¶22 Accordingly, we reject Greenbriar’s challenges to the damage award.
D. Amendment of the Pleadings
¶23 Relying on Wis. Stat. § 802.09(2), Greenbriar contends the circuit court should have allowed it to amend its pleadings to assert claims against Advantage for fraud and misrepresentation.
¶24 A circuit court’s decision to grant or deny leave to amend pleadings is discretionary and we will not upset that decision unless the circuit court erroneously exercised its discretion. Hess v. Fernandez, 2005 WI 19, ¶12, 278 Wis. 2d 283, 692 N.W.2d 655 (2005). “A circuit court has properly exercised its discretion when it has ‘examined the relevant facts, applied a proper legal standard, and, using a demonstrated rational process, reached a reasonable conclusion.’” Id. (quoted source omitted).

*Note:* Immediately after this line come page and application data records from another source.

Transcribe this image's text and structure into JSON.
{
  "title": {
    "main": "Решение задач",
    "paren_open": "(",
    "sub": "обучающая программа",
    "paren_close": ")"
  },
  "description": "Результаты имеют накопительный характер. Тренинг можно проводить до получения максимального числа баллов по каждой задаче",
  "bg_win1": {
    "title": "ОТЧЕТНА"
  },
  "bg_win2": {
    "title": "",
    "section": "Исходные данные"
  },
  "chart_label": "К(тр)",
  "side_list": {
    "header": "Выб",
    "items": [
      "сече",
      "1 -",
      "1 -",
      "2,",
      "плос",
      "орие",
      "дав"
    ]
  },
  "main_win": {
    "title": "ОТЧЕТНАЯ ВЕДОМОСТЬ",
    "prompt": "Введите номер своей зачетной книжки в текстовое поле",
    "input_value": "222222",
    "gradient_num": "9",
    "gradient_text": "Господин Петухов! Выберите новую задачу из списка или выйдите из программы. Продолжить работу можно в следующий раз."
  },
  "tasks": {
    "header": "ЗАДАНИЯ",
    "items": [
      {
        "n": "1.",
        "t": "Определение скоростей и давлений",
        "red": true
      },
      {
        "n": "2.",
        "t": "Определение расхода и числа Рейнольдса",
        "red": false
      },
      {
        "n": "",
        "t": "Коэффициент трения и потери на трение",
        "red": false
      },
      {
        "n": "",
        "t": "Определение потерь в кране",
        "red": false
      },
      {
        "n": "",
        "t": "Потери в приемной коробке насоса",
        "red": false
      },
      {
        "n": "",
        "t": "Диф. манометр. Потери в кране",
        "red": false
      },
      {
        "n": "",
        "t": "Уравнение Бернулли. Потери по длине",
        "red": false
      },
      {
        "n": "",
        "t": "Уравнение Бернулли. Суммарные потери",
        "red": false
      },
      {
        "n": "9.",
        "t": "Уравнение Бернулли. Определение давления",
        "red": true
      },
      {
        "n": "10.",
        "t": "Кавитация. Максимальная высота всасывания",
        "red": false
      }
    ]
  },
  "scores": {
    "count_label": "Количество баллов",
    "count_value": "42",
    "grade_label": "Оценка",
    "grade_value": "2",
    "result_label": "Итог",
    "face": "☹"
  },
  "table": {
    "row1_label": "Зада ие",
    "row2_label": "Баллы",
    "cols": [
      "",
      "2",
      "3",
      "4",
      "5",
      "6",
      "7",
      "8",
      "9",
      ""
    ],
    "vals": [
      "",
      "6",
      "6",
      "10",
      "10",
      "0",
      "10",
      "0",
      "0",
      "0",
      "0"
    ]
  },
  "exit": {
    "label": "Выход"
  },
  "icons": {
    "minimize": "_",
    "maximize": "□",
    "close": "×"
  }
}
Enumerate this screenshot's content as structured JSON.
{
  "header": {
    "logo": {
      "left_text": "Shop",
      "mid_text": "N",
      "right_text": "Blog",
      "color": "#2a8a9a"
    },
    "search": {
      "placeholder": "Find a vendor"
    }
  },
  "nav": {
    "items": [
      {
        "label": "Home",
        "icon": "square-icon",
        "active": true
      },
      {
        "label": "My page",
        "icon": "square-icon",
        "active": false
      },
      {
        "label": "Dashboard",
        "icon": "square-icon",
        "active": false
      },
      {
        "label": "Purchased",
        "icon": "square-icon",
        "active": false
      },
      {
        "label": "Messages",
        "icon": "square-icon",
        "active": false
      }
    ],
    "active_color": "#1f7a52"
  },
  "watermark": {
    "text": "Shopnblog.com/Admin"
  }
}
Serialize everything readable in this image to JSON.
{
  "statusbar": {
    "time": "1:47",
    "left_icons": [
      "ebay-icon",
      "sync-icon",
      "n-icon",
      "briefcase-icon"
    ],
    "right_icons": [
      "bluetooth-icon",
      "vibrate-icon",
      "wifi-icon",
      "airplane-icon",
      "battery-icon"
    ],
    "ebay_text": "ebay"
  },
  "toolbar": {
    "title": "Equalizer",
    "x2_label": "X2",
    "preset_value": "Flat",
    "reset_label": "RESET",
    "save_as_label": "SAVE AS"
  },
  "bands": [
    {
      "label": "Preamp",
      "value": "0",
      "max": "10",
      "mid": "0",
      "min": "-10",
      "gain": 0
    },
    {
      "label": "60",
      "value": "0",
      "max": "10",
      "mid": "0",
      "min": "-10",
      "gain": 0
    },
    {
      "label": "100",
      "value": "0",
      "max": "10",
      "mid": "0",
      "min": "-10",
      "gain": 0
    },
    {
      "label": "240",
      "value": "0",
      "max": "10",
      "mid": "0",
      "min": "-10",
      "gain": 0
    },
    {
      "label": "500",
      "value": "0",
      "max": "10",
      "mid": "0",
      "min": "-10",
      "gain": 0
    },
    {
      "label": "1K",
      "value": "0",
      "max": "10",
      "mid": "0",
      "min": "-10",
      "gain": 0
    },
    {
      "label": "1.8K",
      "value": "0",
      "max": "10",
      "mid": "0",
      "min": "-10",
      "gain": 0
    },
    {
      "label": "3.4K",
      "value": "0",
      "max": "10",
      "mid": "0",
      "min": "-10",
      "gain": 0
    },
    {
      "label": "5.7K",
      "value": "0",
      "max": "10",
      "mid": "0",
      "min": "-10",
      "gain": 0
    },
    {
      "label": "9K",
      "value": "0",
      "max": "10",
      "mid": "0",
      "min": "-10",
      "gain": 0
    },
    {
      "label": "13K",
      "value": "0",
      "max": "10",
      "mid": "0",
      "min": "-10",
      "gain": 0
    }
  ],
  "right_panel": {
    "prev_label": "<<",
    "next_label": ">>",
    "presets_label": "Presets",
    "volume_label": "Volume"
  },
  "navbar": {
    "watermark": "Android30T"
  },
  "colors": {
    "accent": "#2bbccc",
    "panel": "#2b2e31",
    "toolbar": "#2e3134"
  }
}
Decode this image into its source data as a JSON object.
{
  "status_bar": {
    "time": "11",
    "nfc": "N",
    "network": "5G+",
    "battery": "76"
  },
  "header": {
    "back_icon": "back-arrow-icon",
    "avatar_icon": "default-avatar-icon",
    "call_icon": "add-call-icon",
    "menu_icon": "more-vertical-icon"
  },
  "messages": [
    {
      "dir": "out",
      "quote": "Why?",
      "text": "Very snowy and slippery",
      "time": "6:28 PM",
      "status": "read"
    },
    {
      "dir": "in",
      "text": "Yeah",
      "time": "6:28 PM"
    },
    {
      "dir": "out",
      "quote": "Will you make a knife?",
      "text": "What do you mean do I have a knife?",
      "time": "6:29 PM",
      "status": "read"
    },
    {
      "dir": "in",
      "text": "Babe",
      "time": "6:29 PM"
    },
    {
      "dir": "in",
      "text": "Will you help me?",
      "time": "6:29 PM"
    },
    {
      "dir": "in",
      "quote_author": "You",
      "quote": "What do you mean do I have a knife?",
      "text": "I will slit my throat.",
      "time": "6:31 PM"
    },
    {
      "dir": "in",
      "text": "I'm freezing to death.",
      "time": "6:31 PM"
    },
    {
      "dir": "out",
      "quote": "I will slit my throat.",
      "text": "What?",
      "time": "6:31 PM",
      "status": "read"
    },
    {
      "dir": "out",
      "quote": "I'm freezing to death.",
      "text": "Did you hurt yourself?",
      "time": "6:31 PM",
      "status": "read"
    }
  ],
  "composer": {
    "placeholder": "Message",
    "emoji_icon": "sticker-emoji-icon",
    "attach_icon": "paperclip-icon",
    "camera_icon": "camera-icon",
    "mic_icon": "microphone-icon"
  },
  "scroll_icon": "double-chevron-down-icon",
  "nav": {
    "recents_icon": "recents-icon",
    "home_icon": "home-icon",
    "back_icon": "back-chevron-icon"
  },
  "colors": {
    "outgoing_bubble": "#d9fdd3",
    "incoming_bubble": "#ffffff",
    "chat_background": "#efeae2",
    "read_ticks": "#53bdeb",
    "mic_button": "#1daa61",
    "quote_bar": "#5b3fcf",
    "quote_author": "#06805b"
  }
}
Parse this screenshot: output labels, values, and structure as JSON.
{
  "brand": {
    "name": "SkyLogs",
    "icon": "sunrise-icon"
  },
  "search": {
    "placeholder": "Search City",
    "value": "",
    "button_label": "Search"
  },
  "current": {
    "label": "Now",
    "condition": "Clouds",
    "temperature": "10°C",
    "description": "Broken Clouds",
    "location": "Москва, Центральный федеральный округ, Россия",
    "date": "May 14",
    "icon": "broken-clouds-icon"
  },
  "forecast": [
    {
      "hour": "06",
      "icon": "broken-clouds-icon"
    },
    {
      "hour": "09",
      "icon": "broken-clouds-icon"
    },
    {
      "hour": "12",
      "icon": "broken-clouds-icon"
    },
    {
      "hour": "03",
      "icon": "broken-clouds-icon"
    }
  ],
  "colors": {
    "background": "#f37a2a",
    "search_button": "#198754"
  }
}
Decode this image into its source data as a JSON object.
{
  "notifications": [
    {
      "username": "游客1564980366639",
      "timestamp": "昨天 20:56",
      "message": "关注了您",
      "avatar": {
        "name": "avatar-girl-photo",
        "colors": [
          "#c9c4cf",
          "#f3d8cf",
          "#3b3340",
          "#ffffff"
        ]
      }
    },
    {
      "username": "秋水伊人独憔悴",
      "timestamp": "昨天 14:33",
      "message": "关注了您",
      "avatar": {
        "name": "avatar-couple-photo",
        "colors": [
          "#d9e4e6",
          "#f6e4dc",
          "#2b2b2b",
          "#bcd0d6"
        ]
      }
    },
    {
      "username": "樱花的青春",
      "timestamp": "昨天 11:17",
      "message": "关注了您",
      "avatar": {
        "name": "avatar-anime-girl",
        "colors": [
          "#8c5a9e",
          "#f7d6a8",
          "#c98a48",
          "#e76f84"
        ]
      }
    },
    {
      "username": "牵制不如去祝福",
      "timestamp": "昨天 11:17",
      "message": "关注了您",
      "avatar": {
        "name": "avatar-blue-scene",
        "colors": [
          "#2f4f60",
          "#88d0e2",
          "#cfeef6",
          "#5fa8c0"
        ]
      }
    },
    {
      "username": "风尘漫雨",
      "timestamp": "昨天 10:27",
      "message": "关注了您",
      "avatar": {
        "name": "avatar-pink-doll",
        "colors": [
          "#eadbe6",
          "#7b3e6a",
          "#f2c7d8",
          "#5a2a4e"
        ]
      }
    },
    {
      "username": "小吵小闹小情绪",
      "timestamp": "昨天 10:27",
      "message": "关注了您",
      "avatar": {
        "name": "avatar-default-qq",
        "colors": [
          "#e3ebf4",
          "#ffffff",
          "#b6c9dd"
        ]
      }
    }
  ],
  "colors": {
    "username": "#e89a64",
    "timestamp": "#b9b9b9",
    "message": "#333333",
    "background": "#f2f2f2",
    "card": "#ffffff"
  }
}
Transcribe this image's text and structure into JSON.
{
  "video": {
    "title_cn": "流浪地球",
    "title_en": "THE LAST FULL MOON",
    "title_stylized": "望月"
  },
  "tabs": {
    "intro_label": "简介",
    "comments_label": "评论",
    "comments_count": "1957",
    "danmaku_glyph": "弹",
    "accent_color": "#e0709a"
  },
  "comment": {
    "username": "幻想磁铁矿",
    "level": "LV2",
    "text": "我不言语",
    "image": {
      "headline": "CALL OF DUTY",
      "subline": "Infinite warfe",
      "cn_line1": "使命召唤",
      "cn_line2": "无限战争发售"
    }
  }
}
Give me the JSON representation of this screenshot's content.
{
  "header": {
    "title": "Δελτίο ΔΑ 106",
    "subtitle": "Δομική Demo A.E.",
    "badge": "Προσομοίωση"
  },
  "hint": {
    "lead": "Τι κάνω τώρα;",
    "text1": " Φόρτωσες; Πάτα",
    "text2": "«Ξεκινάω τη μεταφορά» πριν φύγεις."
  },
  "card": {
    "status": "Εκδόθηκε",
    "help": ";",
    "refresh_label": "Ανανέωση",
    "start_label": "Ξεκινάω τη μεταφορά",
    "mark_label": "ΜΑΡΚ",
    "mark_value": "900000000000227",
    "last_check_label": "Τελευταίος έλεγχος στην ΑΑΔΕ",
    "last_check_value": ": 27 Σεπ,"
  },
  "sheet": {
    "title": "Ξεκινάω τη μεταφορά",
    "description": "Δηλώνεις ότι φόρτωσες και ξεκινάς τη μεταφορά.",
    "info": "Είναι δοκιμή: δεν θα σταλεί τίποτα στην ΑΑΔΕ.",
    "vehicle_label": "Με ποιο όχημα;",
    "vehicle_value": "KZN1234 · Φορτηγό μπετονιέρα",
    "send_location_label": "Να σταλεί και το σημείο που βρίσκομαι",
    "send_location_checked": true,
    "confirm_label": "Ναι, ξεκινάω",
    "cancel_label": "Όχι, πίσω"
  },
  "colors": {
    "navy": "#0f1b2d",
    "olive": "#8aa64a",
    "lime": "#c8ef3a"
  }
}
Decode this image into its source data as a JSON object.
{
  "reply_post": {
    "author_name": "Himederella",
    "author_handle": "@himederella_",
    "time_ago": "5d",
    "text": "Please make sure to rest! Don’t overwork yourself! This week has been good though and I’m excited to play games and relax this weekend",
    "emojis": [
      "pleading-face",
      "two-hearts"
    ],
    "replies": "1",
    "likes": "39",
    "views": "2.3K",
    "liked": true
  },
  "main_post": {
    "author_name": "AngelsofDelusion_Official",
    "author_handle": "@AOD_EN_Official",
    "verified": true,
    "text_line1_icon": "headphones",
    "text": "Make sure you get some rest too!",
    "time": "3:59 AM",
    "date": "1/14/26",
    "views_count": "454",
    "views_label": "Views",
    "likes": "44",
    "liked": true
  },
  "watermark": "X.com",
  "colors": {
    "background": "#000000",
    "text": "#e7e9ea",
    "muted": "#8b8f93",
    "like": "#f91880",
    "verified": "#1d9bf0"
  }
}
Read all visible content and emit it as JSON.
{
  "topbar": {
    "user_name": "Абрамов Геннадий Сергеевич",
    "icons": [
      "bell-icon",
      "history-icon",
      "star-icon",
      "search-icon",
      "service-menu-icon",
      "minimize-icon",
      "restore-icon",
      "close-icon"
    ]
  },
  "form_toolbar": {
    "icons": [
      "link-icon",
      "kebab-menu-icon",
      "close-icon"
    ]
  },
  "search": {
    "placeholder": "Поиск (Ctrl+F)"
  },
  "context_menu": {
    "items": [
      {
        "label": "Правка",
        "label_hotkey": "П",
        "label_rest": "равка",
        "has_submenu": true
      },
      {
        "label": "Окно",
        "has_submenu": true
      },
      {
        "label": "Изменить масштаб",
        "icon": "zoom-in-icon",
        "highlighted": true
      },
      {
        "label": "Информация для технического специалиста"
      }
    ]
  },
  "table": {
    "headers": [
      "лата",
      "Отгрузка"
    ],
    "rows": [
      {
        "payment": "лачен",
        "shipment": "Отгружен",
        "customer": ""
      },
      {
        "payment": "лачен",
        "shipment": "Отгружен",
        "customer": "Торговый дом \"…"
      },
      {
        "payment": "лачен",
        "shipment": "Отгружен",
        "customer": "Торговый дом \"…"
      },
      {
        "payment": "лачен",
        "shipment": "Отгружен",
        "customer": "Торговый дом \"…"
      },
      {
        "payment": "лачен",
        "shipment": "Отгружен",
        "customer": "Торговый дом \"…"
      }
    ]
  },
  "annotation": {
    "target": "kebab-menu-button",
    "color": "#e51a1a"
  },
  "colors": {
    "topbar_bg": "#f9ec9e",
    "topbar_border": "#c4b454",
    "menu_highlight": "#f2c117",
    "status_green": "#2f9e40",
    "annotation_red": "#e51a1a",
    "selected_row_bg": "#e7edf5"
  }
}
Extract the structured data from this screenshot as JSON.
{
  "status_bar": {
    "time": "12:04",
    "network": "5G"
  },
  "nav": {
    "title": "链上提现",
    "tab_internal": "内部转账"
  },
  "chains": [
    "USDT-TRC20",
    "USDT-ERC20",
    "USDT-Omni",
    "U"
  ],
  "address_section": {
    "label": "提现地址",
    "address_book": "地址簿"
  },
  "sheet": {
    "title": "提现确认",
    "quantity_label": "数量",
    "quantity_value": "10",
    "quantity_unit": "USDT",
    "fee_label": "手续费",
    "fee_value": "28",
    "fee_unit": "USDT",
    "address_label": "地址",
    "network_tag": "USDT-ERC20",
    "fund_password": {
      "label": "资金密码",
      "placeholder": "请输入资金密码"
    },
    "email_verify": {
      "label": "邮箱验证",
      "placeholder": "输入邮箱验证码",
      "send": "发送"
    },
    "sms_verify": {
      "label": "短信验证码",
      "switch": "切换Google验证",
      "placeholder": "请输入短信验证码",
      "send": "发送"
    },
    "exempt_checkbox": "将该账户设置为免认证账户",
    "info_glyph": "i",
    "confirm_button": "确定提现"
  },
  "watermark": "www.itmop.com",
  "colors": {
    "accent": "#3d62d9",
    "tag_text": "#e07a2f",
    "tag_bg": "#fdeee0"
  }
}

¶25 Under Wis. Stat. § 802.09(2), if issues not raised by the pleadings “are tried by express or implied consent of the parties, [the issues] shall be treated in all respects as if they had been raised in the pleadings” and amendment of the pleadings is required to conform the pleadings to the evidence. See Hess, ¶14. Greenbriar does not contend that Advantage expressly consented to the trial of the fraud and misrepresentation claims. Accordingly, the question before us is whether Advantage impliedly consented to the trial of either issue.
¶26 To find that an issue was tried by implied consent, the opposing party must have had actual notice, meaning “the party not objecting is aware that the evidence goes to the unpleaded issue.” Id., ¶¶14, 21. A party seeking to amend pleadings based upon implied consent must prove that the opposing party was “fully aware” that: (1) the party seeking amendment was “trying a claim” under the unpleaded theory; and (2) the opposing party “could be liable” under the unpleaded claim. See id., ¶22.
¶27 Greenbriar argues that Advantage had actual notice of the fraud and misrepresentation claims at trial because Advantage’s position at trial rested on Alvin’s claim that the ten-year term specified in the contract contradicted a promise by a sales representative of Advantage that the contractual term was for only one year. According to Greenbriar, its argument “that the 10-year provision was fraudulently added to the contract after  Alvin signed [was] central to [its] position, and was readily apparent from both Greenbriar’s Answer and trial testimony.”
¶28 Greenbriar has not cited this court to any direct evidence, and our review of the record reveals that there appears to be none, that Advantage was “fully aware” that Greenbriar intended to make claims against it for fraud and misrepresentation. From the time this action was commenced until the close of evidence at trial, Greenbriar appears to have made no reference to either potential causes of action. Because we conclude that Greenbriar failed to establish that Advantage had actual notice of the claims, we conclude that the circuit court’s denial of Greenbriar’s motion to amend the pleadings was not erroneous.
¶29 For the reasons discussed above, we affirm.
By the Court.—Judgment affirmed.
Not recommended for publication in the official reports.
 All references to the Wisconsin Statutes are to the 2011-12 version unless otherwise noted.
 Greenbriar initially frames its arguments as challenging the validity of the contract as a whole. However, the argument it develops is limited to the question of whether Greenbriar agreed to a contractual term of ten years. Accordingly, we limit our analysis to that issue.
 Wisconsin Stat. § 802.09(2) also authorizes the discretionary amendment of pleadings in situations where “evidence is objected to at the trial on the ground that it is not within the issues made by the pleadings.” This situation is not at issue here.